The Internet is increasingly used to seek support by those suffering with mental distress (Bauman, S. and Rivers, I. Mental Health and the Digital Age. Basingstoke: Palgrave Macmillan; 2015). Drawing on research on a major online peer support forum, we analyse discussions around acute distress, self‐harm and suicide. The paper argues that new temporalities of mental health ‘crisis’ are emerging through the intersection of the immediacy of online support, the chronicity of underlying distress and the punctuated nature of professional support. Online support adds a layer of temporal immediacy that does not traditionally feature in other forms of support (e.g. professional in‐person services). This shifts the meaning of a mental health ‘crisis’ from acute to processual, and can lead to definitions of ‘crisis’ being used when not desired nor necessarily accurate.
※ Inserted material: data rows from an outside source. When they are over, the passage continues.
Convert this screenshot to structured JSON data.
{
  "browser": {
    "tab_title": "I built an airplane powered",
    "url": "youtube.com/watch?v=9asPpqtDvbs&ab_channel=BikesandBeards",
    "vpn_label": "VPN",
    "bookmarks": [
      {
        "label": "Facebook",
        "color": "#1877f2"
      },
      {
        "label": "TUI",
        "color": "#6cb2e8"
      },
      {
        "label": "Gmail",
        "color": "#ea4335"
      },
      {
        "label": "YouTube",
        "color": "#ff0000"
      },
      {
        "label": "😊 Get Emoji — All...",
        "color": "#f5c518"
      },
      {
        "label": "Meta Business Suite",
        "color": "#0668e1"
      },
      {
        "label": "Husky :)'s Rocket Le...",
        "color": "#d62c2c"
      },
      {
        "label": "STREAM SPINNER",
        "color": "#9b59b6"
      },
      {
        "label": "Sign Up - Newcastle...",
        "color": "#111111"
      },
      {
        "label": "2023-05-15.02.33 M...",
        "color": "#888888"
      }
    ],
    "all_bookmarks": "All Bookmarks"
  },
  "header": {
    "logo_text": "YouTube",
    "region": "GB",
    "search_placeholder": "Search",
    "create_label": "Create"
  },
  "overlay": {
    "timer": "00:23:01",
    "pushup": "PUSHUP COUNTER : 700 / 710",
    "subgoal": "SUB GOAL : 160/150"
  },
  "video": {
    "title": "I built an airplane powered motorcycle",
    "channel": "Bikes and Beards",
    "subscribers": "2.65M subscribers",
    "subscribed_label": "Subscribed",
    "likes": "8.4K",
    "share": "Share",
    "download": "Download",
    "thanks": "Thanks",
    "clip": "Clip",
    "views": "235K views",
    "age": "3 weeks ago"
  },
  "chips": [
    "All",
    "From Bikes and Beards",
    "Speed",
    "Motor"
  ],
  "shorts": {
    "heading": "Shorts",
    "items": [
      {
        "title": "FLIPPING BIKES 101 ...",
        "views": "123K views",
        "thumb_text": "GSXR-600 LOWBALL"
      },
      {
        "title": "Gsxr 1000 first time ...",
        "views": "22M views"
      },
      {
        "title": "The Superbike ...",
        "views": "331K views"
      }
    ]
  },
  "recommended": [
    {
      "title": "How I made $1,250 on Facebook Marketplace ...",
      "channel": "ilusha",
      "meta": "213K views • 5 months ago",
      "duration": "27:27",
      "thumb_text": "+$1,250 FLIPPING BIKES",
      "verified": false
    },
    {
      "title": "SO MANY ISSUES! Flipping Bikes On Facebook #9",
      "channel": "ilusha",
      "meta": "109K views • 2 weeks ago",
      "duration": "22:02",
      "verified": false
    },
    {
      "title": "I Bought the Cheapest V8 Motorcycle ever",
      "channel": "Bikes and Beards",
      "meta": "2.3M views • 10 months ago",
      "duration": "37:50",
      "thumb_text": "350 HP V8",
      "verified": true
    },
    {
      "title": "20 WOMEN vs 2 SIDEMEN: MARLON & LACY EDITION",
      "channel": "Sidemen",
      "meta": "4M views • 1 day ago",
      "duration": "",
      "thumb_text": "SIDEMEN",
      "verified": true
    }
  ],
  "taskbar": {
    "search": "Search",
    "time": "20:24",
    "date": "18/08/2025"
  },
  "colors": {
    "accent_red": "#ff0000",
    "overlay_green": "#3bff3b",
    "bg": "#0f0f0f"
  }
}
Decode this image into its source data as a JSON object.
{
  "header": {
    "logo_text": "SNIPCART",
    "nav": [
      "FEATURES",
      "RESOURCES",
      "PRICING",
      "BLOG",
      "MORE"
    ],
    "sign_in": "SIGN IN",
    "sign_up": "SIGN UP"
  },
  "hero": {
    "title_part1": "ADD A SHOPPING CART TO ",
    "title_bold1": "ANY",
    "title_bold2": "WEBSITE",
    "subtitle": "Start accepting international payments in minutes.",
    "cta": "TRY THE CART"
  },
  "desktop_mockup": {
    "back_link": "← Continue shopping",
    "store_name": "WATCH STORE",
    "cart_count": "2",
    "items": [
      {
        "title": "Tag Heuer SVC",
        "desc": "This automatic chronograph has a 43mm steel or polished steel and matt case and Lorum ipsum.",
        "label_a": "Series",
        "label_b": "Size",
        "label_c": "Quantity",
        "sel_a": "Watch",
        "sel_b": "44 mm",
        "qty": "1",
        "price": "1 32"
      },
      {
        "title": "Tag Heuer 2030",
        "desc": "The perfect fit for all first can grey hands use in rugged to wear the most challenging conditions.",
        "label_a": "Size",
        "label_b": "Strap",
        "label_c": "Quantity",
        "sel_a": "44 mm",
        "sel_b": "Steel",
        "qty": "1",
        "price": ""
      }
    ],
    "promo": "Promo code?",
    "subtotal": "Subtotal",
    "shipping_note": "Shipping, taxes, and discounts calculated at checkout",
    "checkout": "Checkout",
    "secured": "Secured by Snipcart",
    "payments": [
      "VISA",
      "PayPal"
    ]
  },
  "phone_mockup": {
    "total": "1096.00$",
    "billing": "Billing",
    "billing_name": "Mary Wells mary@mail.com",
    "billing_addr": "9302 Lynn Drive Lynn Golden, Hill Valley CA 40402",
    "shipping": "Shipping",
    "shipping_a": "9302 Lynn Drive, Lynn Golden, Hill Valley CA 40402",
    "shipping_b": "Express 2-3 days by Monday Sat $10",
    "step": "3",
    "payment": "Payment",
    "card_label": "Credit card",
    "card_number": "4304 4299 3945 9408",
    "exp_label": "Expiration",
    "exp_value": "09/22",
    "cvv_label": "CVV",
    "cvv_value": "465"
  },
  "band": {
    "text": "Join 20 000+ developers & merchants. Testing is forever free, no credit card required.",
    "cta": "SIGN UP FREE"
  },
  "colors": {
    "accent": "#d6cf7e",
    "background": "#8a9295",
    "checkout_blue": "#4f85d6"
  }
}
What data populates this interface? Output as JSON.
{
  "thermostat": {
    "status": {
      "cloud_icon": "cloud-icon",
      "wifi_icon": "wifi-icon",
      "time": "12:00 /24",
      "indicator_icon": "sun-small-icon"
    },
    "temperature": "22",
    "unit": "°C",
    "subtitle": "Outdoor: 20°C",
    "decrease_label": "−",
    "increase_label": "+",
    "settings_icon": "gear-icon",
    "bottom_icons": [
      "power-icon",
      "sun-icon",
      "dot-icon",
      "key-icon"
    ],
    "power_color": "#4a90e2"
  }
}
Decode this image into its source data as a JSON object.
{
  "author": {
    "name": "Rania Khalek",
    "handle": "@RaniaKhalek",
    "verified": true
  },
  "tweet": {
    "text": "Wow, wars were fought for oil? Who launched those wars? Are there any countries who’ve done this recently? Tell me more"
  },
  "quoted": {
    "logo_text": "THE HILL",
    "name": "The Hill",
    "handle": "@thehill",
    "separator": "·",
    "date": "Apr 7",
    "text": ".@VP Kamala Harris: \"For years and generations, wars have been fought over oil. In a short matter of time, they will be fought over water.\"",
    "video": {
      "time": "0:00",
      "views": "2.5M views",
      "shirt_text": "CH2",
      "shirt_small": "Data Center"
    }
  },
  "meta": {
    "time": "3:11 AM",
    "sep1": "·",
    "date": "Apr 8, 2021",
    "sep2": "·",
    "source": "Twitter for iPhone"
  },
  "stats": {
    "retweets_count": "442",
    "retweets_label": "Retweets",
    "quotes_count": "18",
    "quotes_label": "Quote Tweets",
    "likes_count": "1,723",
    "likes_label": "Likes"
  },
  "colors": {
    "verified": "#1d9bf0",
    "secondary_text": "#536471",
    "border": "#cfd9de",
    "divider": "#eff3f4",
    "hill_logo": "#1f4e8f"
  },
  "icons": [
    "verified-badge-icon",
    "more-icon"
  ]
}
By attending to the layering of temporalities at the intersections of professional in‐person, and online support, we demonstrate how parameters of crisis support are set – by whom, for whom and in relation to whose bodies. This has implications for professional clinical practice internationally in relation to the increased digitisation of support and the meanings of ‘crisis’ that emerge.
|Journal||Sociology of Health and Illness|
|Publication status||Published - 10 Oct 2019|
- Mental health crisis
- digital immediacy
- online forums